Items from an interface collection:
▬▬▬▬▬▬

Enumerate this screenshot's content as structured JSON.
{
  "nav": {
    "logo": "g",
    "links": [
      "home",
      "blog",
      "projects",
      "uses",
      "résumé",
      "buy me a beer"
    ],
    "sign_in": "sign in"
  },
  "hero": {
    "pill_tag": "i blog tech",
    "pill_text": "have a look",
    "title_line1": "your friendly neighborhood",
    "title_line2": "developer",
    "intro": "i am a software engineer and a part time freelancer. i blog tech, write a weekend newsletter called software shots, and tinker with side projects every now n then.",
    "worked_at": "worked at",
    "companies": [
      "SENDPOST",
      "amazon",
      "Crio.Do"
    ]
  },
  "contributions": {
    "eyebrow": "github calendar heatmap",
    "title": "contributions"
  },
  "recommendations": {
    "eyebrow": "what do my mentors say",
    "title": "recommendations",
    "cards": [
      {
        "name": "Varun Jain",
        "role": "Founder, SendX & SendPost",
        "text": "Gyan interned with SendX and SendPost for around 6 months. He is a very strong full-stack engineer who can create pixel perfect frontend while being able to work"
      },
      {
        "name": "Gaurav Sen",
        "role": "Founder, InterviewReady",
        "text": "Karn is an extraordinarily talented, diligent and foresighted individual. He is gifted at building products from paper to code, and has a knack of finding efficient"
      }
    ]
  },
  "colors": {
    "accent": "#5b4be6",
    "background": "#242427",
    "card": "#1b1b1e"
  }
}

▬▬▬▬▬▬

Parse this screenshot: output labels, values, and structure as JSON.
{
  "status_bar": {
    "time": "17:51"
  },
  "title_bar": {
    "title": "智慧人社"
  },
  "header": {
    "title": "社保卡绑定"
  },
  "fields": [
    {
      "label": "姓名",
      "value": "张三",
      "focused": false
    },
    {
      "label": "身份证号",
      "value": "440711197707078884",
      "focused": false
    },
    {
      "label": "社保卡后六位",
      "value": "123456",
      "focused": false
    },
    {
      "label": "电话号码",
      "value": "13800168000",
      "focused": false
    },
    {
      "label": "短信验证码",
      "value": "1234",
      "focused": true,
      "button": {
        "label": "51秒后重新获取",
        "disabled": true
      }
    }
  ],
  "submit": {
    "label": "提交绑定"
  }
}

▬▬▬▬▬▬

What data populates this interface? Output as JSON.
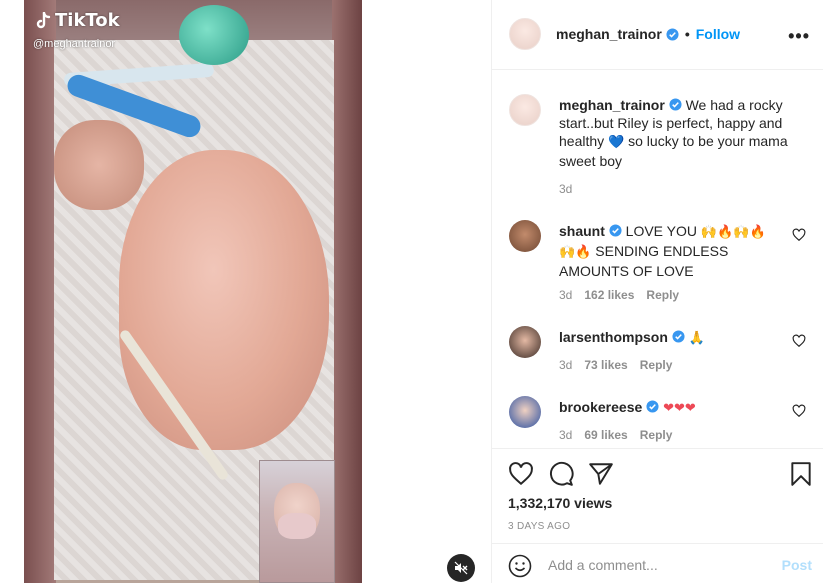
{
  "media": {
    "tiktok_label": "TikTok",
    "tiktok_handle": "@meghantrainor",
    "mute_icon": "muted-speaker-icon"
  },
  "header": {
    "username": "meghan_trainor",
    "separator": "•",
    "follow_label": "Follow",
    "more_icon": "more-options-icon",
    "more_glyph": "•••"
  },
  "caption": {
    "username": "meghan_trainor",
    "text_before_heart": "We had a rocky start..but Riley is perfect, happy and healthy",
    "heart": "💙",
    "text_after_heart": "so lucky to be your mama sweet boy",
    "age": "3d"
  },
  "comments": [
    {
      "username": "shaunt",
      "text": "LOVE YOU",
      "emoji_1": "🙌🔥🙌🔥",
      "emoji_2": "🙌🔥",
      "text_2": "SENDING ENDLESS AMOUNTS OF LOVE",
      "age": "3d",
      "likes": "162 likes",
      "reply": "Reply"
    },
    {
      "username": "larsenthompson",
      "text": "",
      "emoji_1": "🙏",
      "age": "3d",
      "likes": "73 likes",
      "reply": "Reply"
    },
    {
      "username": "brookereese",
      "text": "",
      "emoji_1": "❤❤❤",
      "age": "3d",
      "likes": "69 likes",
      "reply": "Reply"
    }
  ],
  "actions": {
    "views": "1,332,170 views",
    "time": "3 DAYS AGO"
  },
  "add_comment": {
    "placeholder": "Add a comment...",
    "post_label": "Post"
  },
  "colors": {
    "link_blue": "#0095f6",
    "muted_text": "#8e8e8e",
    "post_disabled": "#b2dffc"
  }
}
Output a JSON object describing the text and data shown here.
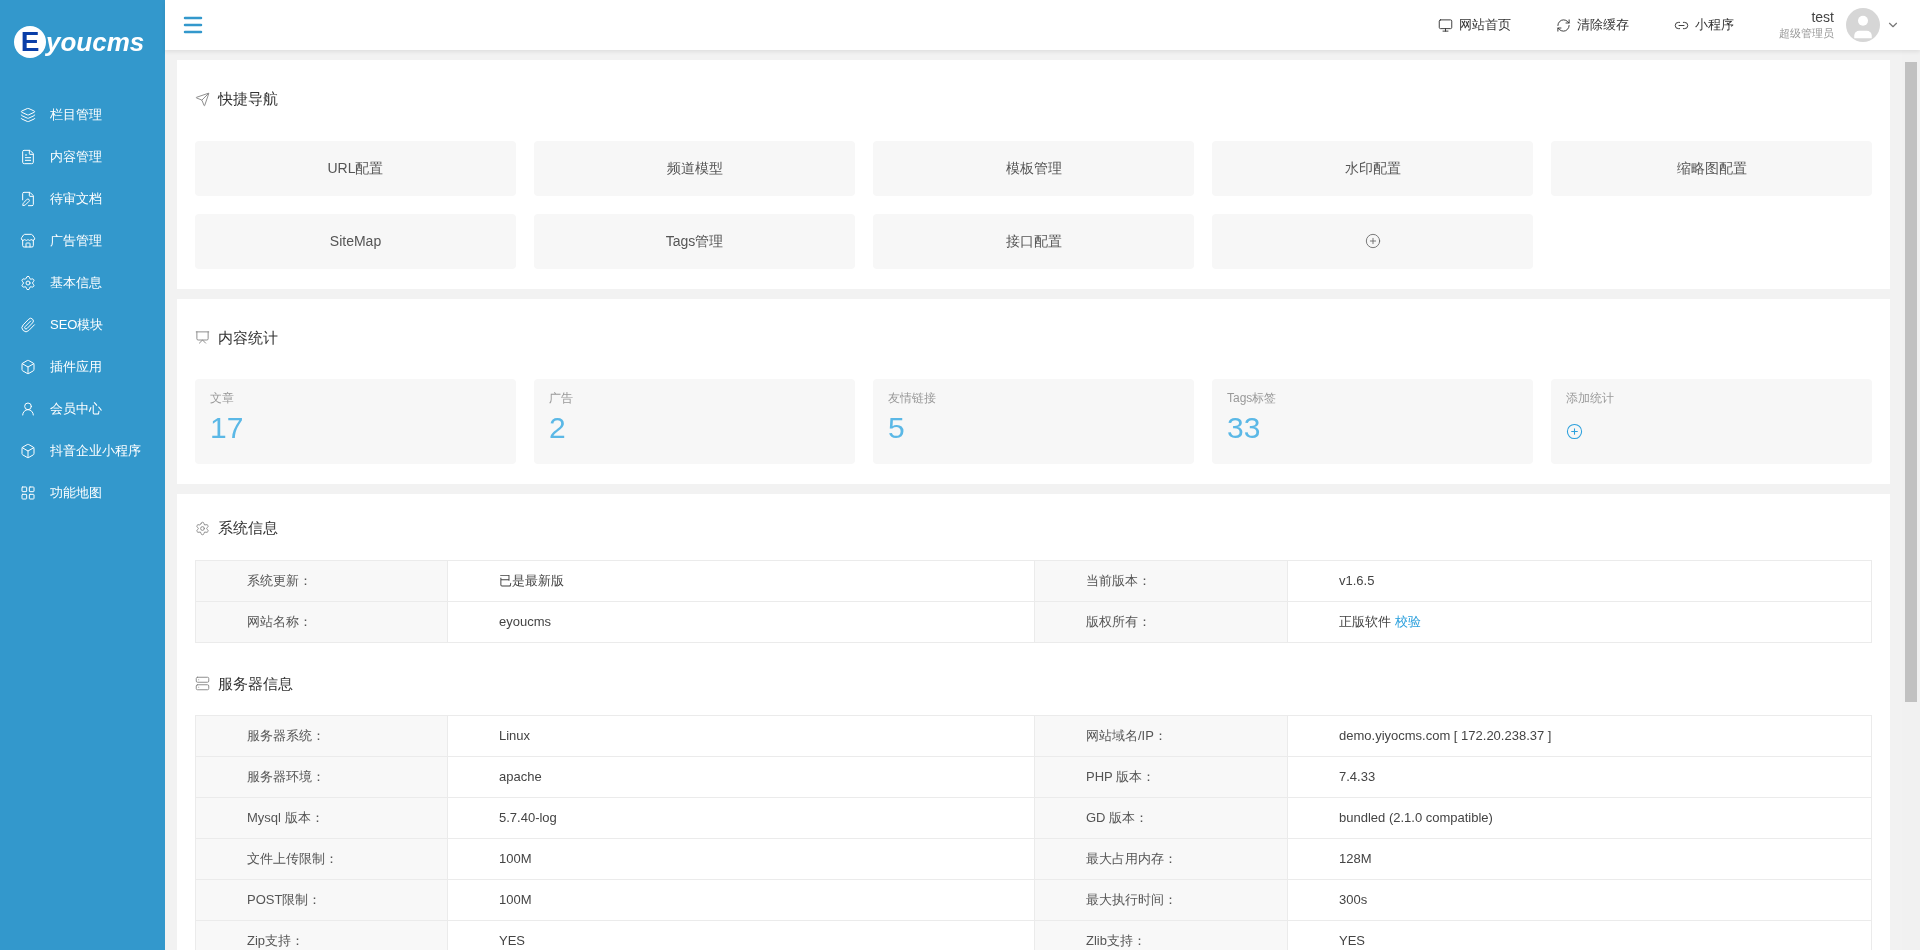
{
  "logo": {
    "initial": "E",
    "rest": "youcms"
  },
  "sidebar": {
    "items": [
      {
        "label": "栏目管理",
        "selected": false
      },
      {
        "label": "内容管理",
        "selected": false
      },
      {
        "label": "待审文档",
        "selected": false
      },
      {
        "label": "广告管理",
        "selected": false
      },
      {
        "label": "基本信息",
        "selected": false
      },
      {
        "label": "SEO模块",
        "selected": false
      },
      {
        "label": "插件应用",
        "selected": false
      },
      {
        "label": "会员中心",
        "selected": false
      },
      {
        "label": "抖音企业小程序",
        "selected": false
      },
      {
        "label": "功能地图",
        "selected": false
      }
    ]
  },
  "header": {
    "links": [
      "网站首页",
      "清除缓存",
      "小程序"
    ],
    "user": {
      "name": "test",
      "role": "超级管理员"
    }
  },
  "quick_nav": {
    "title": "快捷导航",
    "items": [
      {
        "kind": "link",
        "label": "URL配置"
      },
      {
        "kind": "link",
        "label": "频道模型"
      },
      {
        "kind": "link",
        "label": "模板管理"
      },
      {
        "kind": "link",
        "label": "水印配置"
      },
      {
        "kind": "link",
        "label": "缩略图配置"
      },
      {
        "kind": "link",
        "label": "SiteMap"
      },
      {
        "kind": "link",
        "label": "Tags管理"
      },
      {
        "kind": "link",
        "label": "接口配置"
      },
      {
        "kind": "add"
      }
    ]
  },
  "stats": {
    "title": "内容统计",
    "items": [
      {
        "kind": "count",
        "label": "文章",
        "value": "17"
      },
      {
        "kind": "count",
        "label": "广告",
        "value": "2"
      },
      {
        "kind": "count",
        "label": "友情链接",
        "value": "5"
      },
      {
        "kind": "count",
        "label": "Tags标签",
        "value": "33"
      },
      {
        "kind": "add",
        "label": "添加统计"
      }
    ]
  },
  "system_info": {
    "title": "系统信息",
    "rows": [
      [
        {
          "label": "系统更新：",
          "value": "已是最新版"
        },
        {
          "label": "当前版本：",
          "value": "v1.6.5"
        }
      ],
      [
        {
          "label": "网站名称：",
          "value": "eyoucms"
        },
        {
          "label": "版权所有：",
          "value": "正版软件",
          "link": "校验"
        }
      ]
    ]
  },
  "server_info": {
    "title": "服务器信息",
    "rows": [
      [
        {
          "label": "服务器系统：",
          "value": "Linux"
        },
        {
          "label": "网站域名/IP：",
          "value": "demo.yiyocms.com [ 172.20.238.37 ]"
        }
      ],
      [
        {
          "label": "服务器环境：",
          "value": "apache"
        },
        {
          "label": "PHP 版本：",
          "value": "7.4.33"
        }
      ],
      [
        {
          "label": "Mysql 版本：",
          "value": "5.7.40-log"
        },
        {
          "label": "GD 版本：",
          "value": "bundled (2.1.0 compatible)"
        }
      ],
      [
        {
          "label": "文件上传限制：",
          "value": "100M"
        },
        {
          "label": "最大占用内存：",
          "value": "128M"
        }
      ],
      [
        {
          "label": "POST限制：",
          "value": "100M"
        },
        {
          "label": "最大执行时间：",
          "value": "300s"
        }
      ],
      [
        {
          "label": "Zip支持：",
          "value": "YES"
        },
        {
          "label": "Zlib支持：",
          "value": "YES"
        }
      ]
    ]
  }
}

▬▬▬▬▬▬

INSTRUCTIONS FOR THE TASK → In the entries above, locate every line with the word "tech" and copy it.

EXERCISE RESULT →
    "pill_tag": "i blog tech",
    "intro": "i am a software engineer and a part time freelancer. i blog tech, write a weekend newsletter called software shots, and tinker with side projects every now n then.",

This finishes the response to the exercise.